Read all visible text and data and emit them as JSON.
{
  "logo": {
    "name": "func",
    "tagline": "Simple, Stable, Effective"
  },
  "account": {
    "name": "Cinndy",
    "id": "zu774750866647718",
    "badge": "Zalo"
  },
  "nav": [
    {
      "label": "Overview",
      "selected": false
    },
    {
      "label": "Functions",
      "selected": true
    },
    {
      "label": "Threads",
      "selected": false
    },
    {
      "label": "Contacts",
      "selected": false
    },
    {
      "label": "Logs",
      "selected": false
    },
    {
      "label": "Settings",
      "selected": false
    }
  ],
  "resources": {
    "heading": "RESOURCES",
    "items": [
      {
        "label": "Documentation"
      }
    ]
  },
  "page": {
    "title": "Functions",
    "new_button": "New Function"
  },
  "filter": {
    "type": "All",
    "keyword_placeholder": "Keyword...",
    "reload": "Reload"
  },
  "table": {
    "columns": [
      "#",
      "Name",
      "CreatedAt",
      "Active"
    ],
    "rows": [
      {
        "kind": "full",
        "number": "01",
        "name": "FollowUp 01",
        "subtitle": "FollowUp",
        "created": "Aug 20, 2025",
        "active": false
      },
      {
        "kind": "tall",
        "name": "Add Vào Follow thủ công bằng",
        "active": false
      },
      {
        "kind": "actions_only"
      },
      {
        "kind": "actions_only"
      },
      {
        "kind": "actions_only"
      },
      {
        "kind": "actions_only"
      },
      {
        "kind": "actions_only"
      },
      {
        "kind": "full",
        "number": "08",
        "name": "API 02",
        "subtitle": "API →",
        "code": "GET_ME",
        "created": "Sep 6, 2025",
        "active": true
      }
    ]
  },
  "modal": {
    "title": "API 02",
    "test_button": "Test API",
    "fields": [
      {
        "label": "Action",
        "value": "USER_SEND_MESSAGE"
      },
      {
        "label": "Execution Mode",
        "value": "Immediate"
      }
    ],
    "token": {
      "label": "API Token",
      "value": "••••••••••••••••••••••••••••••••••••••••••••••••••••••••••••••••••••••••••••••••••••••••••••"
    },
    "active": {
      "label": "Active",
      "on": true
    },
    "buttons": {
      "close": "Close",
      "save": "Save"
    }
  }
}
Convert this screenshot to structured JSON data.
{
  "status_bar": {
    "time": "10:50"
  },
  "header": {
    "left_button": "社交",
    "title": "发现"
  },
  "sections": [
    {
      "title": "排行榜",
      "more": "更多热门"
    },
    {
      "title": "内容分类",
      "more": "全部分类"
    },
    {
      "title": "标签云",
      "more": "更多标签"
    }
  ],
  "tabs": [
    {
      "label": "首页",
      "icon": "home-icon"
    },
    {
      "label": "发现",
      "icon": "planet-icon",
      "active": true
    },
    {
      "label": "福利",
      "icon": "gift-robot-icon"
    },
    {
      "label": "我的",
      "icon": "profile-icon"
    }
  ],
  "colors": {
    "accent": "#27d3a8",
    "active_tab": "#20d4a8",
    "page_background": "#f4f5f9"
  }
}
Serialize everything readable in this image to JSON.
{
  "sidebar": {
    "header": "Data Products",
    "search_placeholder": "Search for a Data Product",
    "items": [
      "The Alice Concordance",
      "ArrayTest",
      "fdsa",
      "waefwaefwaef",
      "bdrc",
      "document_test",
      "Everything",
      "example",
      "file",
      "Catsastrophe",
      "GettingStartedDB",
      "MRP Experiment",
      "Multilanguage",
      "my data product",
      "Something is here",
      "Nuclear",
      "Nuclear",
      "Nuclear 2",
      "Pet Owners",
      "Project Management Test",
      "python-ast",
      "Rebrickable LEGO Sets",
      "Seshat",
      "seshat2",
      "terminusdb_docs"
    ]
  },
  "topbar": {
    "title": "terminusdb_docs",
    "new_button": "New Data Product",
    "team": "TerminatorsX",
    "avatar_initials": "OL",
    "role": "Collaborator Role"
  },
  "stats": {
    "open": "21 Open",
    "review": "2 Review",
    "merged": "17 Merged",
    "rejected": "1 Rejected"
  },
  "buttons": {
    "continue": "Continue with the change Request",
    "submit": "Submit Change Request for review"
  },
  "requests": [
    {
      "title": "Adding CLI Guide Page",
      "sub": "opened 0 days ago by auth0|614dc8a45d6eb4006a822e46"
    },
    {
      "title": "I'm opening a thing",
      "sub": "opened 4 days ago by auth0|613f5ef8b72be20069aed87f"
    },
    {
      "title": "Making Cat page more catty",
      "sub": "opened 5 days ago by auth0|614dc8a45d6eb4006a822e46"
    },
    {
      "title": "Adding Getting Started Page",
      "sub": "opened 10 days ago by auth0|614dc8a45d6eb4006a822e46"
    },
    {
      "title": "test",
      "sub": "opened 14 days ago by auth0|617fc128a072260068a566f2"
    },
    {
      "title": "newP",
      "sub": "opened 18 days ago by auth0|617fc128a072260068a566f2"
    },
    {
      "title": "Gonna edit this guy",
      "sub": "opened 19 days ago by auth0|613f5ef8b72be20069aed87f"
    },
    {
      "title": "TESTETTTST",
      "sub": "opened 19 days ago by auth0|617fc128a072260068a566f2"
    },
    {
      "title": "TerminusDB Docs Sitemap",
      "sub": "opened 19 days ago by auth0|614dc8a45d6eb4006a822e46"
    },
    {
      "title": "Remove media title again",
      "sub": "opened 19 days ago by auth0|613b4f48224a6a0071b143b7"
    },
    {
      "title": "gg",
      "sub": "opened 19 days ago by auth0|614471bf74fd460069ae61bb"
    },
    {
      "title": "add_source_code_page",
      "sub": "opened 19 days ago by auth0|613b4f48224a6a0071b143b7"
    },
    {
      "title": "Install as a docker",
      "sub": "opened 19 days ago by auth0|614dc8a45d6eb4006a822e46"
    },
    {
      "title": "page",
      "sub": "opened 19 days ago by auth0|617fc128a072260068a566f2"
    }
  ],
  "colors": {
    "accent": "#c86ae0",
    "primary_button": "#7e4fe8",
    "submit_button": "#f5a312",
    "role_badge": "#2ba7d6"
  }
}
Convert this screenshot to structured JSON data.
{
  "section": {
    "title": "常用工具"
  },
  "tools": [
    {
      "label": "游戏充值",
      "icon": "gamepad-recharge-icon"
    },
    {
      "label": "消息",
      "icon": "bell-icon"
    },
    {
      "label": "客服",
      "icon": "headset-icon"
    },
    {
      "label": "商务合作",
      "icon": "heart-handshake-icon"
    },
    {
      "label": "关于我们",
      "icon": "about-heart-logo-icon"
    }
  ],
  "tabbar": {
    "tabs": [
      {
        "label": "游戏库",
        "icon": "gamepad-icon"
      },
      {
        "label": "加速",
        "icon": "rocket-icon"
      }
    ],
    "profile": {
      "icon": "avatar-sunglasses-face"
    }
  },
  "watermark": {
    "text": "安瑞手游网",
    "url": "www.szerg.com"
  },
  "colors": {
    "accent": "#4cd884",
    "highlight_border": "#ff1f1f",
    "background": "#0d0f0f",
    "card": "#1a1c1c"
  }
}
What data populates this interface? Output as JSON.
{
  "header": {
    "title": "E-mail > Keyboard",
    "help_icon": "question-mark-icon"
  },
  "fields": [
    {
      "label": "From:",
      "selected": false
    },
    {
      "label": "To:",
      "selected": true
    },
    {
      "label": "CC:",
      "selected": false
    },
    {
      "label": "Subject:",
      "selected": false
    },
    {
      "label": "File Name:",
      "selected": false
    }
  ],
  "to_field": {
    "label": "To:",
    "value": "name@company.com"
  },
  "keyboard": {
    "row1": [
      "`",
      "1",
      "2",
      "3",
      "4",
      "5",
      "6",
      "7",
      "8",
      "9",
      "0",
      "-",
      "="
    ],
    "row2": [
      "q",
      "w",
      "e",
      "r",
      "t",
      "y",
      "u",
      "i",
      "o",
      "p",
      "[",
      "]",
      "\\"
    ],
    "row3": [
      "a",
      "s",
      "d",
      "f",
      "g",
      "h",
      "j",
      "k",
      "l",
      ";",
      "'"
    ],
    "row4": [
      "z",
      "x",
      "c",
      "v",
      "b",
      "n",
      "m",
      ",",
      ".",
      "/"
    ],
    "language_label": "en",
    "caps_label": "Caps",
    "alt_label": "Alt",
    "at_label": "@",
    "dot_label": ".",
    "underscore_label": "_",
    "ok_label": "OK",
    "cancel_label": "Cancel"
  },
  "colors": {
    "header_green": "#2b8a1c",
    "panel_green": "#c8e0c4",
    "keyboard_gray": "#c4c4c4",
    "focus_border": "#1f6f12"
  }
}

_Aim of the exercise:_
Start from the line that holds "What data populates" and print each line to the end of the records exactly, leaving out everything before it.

_Result:_
What data populates this interface? Output as JSON.
{
  "header": {
    "title": "E-mail > Keyboard",
    "help_icon": "question-mark-icon"
  },
  "fields": [
    {
      "label": "From:",
      "selected": false
    },
    {
      "label": "To:",
      "selected": true
    },
    {
      "label": "CC:",
      "selected": false
    },
    {
      "label": "Subject:",
      "selected": false
    },
    {
      "label": "File Name:",
      "selected": false
    }
  ],
  "to_field": {
    "label": "To:",
    "value": "name@company.com"
  },
  "keyboard": {
    "row1": [
      "`",
      "1",
      "2",
      "3",
      "4",
      "5",
      "6",
      "7",
      "8",
      "9",
      "0",
      "-",
      "="
    ],
    "row2": [
      "q",
      "w",
      "e",
      "r",
      "t",
      "y",
      "u",
      "i",
      "o",
      "p",
      "[",
      "]",
      "\\"
    ],
    "row3": [
      "a",
      "s",
      "d",
      "f",
      "g",
      "h",
      "j",
      "k",
      "l",
      ";",
      "'"
    ],
    "row4": [
      "z",
      "x",
      "c",
      "v",
      "b",
      "n",
      "m",
      ",",
      ".",
      "/"
    ],
    "language_label": "en",
    "caps_label": "Caps",
    "alt_label": "Alt",
    "at_label": "@",
    "dot_label": ".",
    "underscore_label": "_",
    "ok_label": "OK",
    "cancel_label": "Cancel"
  },
  "colors": {
    "header_green": "#2b8a1c",
    "panel_green": "#c8e0c4",
    "keyboard_gray": "#c4c4c4",
    "focus_border": "#1f6f12"
  }
}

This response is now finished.